*Activity:* In the entries below, every line with the string "subtitle" is to be reported.

▬▬▬▬▬▬▬▬▬▬

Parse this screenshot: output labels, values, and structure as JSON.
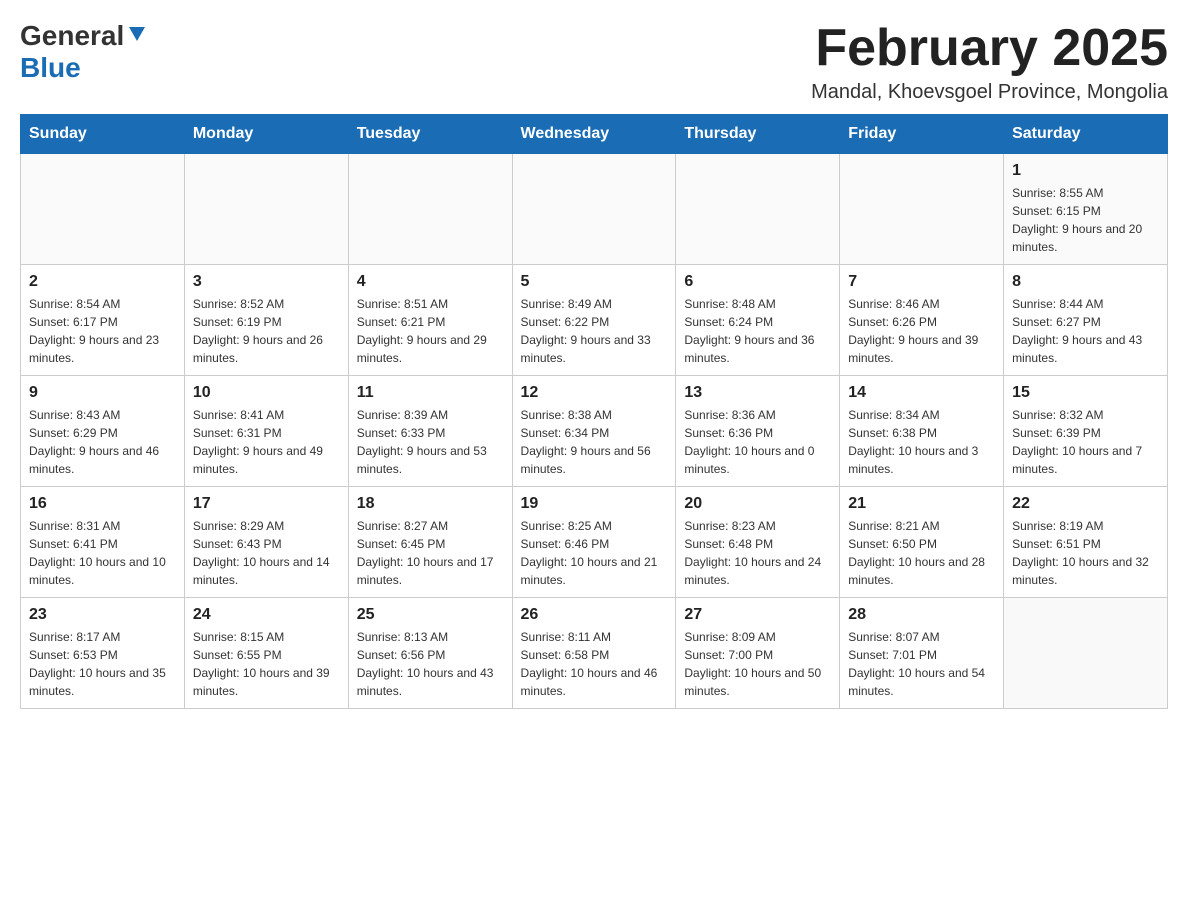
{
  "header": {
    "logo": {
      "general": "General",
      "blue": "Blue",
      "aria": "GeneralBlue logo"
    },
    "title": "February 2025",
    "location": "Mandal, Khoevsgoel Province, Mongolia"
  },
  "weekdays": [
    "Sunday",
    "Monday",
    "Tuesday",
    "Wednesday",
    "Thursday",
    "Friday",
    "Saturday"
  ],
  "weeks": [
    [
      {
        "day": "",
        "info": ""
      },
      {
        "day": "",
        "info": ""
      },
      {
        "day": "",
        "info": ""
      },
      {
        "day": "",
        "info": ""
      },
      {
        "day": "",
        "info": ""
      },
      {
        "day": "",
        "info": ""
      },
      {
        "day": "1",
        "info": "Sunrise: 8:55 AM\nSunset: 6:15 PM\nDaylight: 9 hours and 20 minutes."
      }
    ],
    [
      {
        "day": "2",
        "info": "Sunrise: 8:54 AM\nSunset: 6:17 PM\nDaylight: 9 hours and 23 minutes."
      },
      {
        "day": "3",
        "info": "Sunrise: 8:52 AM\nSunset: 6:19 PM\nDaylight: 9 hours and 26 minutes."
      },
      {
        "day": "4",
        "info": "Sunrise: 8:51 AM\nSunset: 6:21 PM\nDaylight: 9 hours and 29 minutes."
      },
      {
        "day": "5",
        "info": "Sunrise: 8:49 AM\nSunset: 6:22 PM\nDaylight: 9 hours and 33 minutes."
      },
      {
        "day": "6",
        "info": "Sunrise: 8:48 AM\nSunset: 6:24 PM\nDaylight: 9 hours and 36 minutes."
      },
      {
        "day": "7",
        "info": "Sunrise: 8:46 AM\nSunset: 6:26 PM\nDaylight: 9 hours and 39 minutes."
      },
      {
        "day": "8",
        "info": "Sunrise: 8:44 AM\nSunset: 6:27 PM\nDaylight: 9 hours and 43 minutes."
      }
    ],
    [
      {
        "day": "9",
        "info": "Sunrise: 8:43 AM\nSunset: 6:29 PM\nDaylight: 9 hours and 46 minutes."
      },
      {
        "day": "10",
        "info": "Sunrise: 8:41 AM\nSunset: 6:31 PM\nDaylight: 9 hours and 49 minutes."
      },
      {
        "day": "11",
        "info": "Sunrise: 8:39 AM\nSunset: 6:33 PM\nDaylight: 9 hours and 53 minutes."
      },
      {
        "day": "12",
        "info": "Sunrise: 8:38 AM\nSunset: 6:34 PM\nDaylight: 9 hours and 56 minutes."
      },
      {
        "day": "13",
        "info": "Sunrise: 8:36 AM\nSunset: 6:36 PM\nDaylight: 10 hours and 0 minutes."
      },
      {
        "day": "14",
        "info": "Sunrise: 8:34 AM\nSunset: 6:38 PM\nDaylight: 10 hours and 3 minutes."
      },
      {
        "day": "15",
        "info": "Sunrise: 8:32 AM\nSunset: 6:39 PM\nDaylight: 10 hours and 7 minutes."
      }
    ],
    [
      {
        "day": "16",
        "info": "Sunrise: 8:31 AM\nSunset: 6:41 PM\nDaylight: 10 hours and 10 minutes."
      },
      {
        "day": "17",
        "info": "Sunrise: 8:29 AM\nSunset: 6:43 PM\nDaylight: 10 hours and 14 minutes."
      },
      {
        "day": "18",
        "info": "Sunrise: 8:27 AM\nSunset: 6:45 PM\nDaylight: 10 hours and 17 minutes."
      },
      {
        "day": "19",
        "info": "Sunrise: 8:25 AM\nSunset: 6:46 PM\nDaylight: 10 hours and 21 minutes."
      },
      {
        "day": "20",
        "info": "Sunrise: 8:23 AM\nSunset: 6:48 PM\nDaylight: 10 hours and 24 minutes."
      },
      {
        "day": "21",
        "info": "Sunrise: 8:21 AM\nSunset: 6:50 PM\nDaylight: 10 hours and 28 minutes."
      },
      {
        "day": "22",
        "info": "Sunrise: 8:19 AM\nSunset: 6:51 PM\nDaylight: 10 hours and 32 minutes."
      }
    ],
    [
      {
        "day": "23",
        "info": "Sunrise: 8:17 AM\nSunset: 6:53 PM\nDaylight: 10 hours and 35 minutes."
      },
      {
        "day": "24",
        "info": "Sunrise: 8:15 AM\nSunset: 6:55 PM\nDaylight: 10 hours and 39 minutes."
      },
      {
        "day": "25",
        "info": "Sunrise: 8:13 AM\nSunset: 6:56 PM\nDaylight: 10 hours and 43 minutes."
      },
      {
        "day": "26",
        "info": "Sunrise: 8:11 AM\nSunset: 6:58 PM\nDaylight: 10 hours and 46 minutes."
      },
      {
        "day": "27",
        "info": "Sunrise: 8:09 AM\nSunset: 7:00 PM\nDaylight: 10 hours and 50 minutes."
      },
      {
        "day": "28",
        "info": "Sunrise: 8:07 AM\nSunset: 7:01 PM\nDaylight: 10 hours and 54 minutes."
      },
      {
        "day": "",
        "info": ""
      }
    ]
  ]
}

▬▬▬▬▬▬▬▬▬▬

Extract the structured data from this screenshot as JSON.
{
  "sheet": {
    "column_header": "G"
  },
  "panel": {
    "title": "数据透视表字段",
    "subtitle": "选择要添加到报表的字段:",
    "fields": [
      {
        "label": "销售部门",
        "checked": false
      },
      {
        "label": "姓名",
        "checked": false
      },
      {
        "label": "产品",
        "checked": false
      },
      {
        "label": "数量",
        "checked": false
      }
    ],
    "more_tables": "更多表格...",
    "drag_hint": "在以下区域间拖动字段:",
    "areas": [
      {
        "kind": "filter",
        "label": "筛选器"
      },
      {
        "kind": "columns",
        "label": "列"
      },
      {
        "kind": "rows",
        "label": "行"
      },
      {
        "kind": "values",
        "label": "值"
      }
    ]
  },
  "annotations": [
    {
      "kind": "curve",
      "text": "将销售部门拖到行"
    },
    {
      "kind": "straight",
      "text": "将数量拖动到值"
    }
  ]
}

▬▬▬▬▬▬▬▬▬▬

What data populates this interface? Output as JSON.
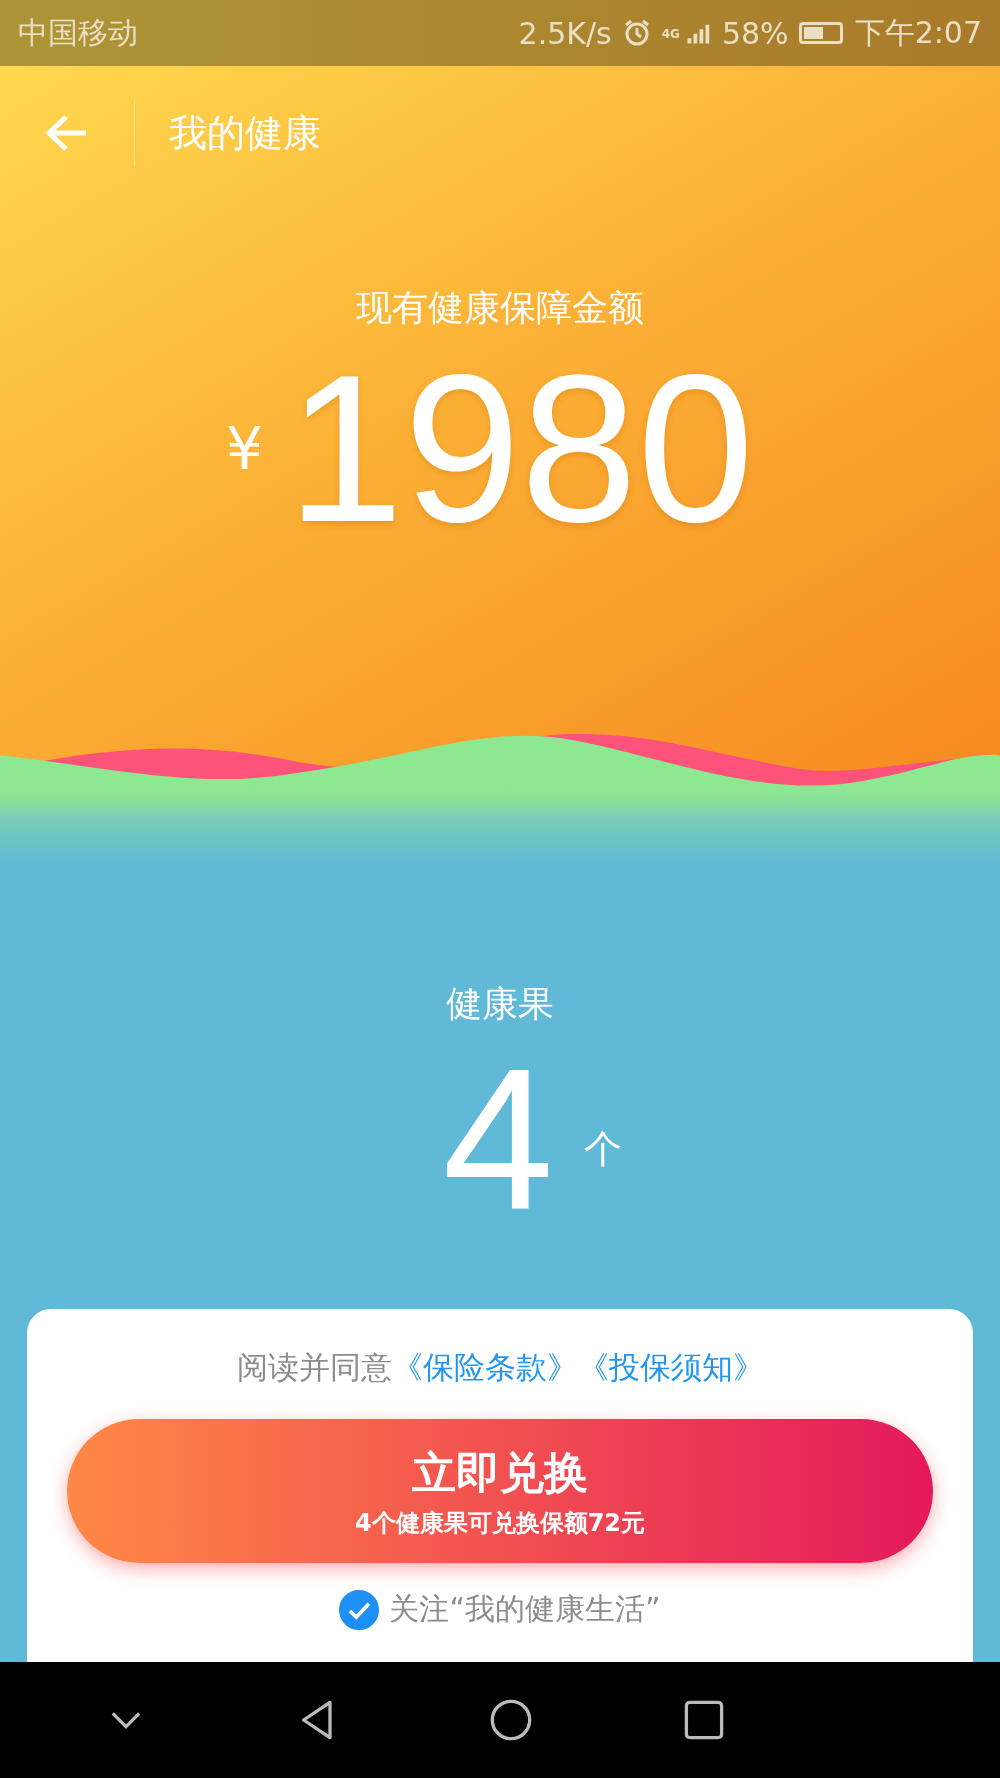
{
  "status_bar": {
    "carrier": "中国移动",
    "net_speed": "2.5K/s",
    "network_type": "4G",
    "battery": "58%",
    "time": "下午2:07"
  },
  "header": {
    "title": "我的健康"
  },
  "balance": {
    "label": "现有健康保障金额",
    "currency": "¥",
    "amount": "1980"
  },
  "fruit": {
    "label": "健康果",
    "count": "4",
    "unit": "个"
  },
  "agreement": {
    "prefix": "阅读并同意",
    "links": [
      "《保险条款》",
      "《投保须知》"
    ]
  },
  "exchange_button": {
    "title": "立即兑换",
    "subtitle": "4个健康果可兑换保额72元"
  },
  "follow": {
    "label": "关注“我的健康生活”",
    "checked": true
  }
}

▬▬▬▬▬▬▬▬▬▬

*Task answer:*
    "subtitle": "选择要添加到报表的字段:",
    "subtitle": "4个健康果可兑换保额72元"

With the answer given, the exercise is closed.